The presidential candidate of the Peoples Democratic Party in the February 2019 election, Atiku Abubakar, on Saturday said the recent report by the United Nations Development Programme, published on July 11, which said that over 98 million Nigerians were living in multi-dimensional poverty, was frightening.
He said the report indicated that poverty had become the fastest growing venture in Nigeria over the last four years.
The former Vice President, in a statement by his media adviser, Paul Ibe, said there was an urgent and compelling need for institutions of the Nigerian state to understand that it was an appalling dereliction of duty to stand idly by and allow misery multiply in the populace.
According to him, this was no longer a grassroots problem.
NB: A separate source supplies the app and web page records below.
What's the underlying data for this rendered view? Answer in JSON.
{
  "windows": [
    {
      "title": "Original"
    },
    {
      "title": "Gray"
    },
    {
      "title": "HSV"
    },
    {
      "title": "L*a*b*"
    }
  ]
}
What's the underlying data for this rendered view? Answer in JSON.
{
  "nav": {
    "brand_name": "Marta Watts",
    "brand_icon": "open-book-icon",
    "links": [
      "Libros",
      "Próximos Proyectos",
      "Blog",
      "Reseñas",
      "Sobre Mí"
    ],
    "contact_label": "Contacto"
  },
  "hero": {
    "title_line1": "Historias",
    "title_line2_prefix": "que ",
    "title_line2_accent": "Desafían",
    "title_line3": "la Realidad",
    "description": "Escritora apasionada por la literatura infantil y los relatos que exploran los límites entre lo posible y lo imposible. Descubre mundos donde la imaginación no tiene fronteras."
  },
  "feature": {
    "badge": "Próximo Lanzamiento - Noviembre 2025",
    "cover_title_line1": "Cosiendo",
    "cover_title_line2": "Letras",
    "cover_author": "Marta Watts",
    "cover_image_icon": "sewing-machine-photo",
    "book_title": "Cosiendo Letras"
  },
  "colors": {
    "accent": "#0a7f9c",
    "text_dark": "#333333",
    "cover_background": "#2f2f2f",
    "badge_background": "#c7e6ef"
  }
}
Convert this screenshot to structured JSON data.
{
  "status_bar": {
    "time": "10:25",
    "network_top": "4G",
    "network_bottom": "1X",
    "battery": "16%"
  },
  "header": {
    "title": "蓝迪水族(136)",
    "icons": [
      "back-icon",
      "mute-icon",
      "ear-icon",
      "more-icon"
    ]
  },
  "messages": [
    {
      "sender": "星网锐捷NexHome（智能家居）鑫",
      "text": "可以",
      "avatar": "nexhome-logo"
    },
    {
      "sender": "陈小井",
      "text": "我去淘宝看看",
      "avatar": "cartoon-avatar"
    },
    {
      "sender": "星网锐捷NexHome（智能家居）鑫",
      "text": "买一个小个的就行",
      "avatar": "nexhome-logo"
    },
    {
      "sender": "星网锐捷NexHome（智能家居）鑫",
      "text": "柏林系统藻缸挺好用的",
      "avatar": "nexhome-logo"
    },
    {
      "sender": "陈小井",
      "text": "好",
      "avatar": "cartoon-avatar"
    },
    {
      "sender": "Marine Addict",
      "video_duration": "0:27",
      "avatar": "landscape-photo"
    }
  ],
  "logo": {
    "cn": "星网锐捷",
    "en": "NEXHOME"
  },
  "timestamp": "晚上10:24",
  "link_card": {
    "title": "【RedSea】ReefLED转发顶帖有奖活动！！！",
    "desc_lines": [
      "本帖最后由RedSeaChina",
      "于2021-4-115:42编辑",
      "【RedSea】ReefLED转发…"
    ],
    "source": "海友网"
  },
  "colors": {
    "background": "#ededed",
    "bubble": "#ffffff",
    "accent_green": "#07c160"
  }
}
“The failure of our economy over the last four years affects everyone from top to bottom. Four years ago, Aliko Dangote, Nigeria’s richest man, was worth $25bn. However, his net worth in 2019 is less than half that. He joined thousands of industrialists whose wealth and their ability to produce, had eroded in recent years, and continue to do so.
“With the National Bureau of Statistics reporting a net job loss of over six million since 2015, we see that if industrialists have their wealth eroding, it affects their ability to create opportunities, which means that the trickle-down effect gradually dries.”
Atiku stated that the greatest national security threat Nigeria faced in 2019 was not Boko Haram/ISWAP or bandits but the ‘creation of the largest wave of poverty in human history in the country.’
He warned that the world was noticing, hence Foreign Direct Investment was shifting from Nigeria to Ghana, making Ghana the top recipient of FDI in West Africa in the last year.
He said, “And in the wake of this report by the UNDP, we are greeted with nonchalance by those who led us into this crisis. It is as though they think that as long as they and their families are not amongst those 98 million extremely poor Nigerians, things can carry on as before.
“But that cannot be allowed to be the case. Those who have the ability, including the Council of State, all former leaders, elder-statesmen, and especially the other arms of government, must begin to collaborate for solutions before the number increases from 98 million to all 198 million Nigerians.
“We must remember that we are stakeholders in the Nigerian project; stakeholders who must speak up for those 98 million people who are losing their voices to poverty.”